Assigned task
Write every line of the material again exactly, with no pictures in the copy.

Material to process
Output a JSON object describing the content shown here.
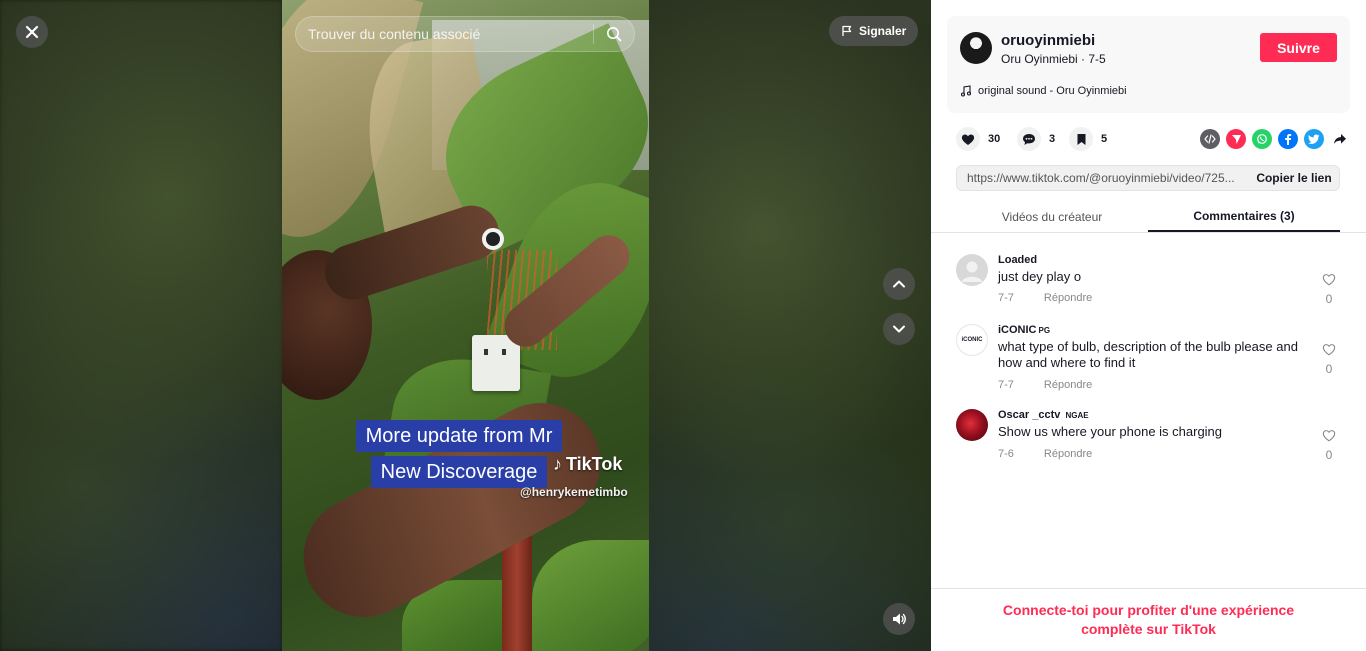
{
  "video": {
    "search_placeholder": "Trouver du contenu associé",
    "report_label": "Signaler",
    "caption_line1": "More update from Mr",
    "caption_line2": "New Discoverage",
    "watermark_brand": "TikTok",
    "watermark_user": "@henrykemetimbo"
  },
  "author": {
    "username": "oruoyinmiebi",
    "display_line": "Oru Oyinmiebi · 7-5",
    "follow_label": "Suivre",
    "sound": "original sound - Oru Oyinmiebi"
  },
  "stats": {
    "likes": "30",
    "comments": "3",
    "saves": "5"
  },
  "share": {
    "icons": [
      "embed-icon",
      "send-icon",
      "whatsapp-icon",
      "facebook-icon",
      "twitter-icon",
      "forward-icon"
    ],
    "colors": {
      "embed": "#5e5e63",
      "send": "#fe2c55",
      "whatsapp": "#25d366",
      "facebook": "#0075fa",
      "twitter": "#1da1f2"
    }
  },
  "link": {
    "url": "https://www.tiktok.com/@oruoyinmiebi/video/725...",
    "copy_label": "Copier le lien"
  },
  "tabs": {
    "creator_videos": "Vidéos du créateur",
    "comments": "Commentaires (3)"
  },
  "comments": [
    {
      "user": "Loaded",
      "tag": "",
      "text": "just dey play o",
      "date": "7-7",
      "reply": "Répondre",
      "likes": "0"
    },
    {
      "user": "iCONIC",
      "tag": "PG",
      "text": "what type of bulb, description of the bulb please and how and where to find it",
      "date": "7-7",
      "reply": "Répondre",
      "likes": "0"
    },
    {
      "user": "Oscar _cctv",
      "tag": "NGAE",
      "text": "Show us where your phone is charging",
      "date": "7-6",
      "reply": "Répondre",
      "likes": "0"
    }
  ],
  "footer": {
    "login_prompt": "Connecte-toi pour profiter d'une expérience complète sur TikTok"
  },
  "colors": {
    "accent": "#fe2c55",
    "text": "#161823",
    "muted": "#888888"
  }
}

Response area
Output a JSON object describing the content shown here.
{
  "video": {
    "search_placeholder": "Trouver du contenu associé",
    "report_label": "Signaler",
    "caption_line1": "More update from Mr",
    "caption_line2": "New Discoverage",
    "watermark_brand": "TikTok",
    "watermark_user": "@henrykemetimbo"
  },
  "author": {
    "username": "oruoyinmiebi",
    "display_line": "Oru Oyinmiebi · 7-5",
    "follow_label": "Suivre",
    "sound": "original sound - Oru Oyinmiebi"
  },
  "stats": {
    "likes": "30",
    "comments": "3",
    "saves": "5"
  },
  "share": {
    "icons": [
      "embed-icon",
      "send-icon",
      "whatsapp-icon",
      "facebook-icon",
      "twitter-icon",
      "forward-icon"
    ],
    "colors": {
      "embed": "#5e5e63",
      "send": "#fe2c55",
      "whatsapp": "#25d366",
      "facebook": "#0075fa",
      "twitter": "#1da1f2"
    }
  },
  "link": {
    "url": "https://www.tiktok.com/@oruoyinmiebi/video/725...",
    "copy_label": "Copier le lien"
  },
  "tabs": {
    "creator_videos": "Vidéos du créateur",
    "comments": "Commentaires (3)"
  },
  "comments": [
    {
      "user": "Loaded",
      "tag": "",
      "text": "just dey play o",
      "date": "7-7",
      "reply": "Répondre",
      "likes": "0"
    },
    {
      "user": "iCONIC",
      "tag": "PG",
      "text": "what type of bulb, description of the bulb please and how and where to find it",
      "date": "7-7",
      "reply": "Répondre",
      "likes": "0"
    },
    {
      "user": "Oscar _cctv",
      "tag": "NGAE",
      "text": "Show us where your phone is charging",
      "date": "7-6",
      "reply": "Répondre",
      "likes": "0"
    }
  ],
  "footer": {
    "login_prompt": "Connecte-toi pour profiter d'une expérience complète sur TikTok"
  },
  "colors": {
    "accent": "#fe2c55",
    "text": "#161823",
    "muted": "#888888"
  }
}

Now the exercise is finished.